Quite frankly my personal unravelling of this concept led to many a hard knock and the one thing I’ve always kept in the front of my mind is that making a mistake is okay – it’s how we learn and grow, and more importantly how you allow your team to grow. That said, you can’t make the same mistake twice.

The concepts of management and leadership go hand in hand. Management is what you do from day to day, while leadership is all about the journey and no one is about to embark on a journey with you unless you can get them excited about the destination and that for me has always been the key aspect.

At Vergelegen, we’re way beyond just being a wine business – hospitality turnover is equal to wine turnover, we’re on the tentative list to become a World Heritage Site, our environmental project is about to be awarded a protective declaration equivalent to that of the Kruger National Park and we have
17 internationally acclaimed gardens.

This means you must have a compelling and unifying vision, something you can sell to both your team and stakeholders (for instance shareholders, bank managers and partners). If you don’t get buy-in at this stage you’re destined for a very lonely journey to nowhere. This must become the business’ True North – while the journey itself will see many deviations and adaptions that True North must remain the key focus and the thing everything is measured against. If it doesn’t meet the requirements for True North, get rid of it.

The next huge learning curve was realising I couldn’t do it alone. I quickly understood I was only ever going to be as good as the team working with me. The challenge is letting go of the reins, understanding that everything has to be about “us” and “we” and along with that trust. That means ensuring team members are given the space and opportunity to grow and even more importantly, to play to their strengths in terms of innovation and challenge. While the True North must unite, there has to be those people who add value in their own unique way. Getting their commitment and loyalty involves a combination of mentorship, mutual respect and ensuring you remain the conductor and not the band member.

With these foundations in place, you need the courage to tear up the rule book and write your own – but always keeping the vision in mind. In my early days in the wine industry I was privileged to be exposed to and mentored by three of South Africa’s wine industry pioneers. Sydney Back, Frans Malan and Spatz Sperling understood the how and the why of tearing up the rule book. In their day they were faced with restrictive legislation that shackled the small quality producers, one example being that consumers were prohibited from buying single bottles of estate wine – they had to buy a case, but could buy single bottles from “mass producers”. They challenged every restrictive rule, forcing change and ultimately helping to establish our current wine of origin system.

One of the aspects of their mentorship I’ve grown and learned to appreciate was the need to listen, coach and provide space for individual talent to shine. The danger with now being in the other age camp is the “been there, done that, have the T-shirt” attitude and possibly stifling innovation for all the wrong reasons. I was brash, full of hot air (probably still am), but my mentors listened, took the good stuff on board and gently pushed me back to True North when I lost the plot – something I believe as leaders we all need to do.

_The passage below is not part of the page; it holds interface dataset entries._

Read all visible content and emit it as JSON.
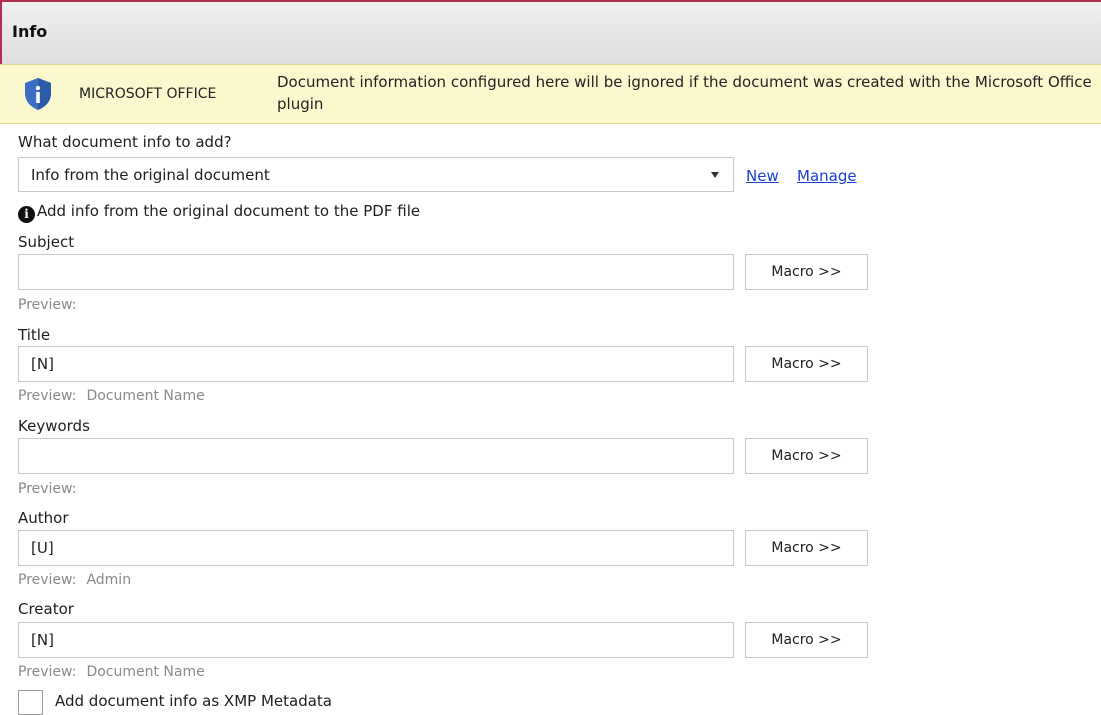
{
  "header": {
    "title": "Info"
  },
  "banner": {
    "icon": "shield-info-icon",
    "product": "MICROSOFT OFFICE",
    "message": "Document information configured here will be ignored if the document was created with the Microsoft Office plugin",
    "background_color": "#fcf8cd",
    "shield_color": "#3a6fc4"
  },
  "doc_info": {
    "label": "What document info to add?",
    "selected": "Info from the original document",
    "new_link": "New",
    "manage_link": "Manage",
    "description": "Add info from the original document to the PDF file",
    "link_color": "#1a3fd6"
  },
  "fields": {
    "subject": {
      "label": "Subject",
      "value": "",
      "preview_label": "Preview:",
      "preview_value": "",
      "macro_label": "Macro >>"
    },
    "title": {
      "label": "Title",
      "value": "[N]",
      "preview_label": "Preview:",
      "preview_value": "Document Name",
      "macro_label": "Macro >>"
    },
    "keywords": {
      "label": "Keywords",
      "value": "",
      "preview_label": "Preview:",
      "preview_value": "",
      "macro_label": "Macro >>"
    },
    "author": {
      "label": "Author",
      "value": "[U]",
      "preview_label": "Preview:",
      "preview_value": "Admin",
      "macro_label": "Macro >>"
    },
    "creator": {
      "label": "Creator",
      "value": "[N]",
      "preview_label": "Preview:",
      "preview_value": "Document Name",
      "macro_label": "Macro >>"
    }
  },
  "xmp": {
    "label": "Add document info as XMP Metadata",
    "checked": false
  },
  "colors": {
    "header_border": "#b0304f"
  }
}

– Don Tooth, managing director, Vergelegen

You may like to read these:

Go Back
Shares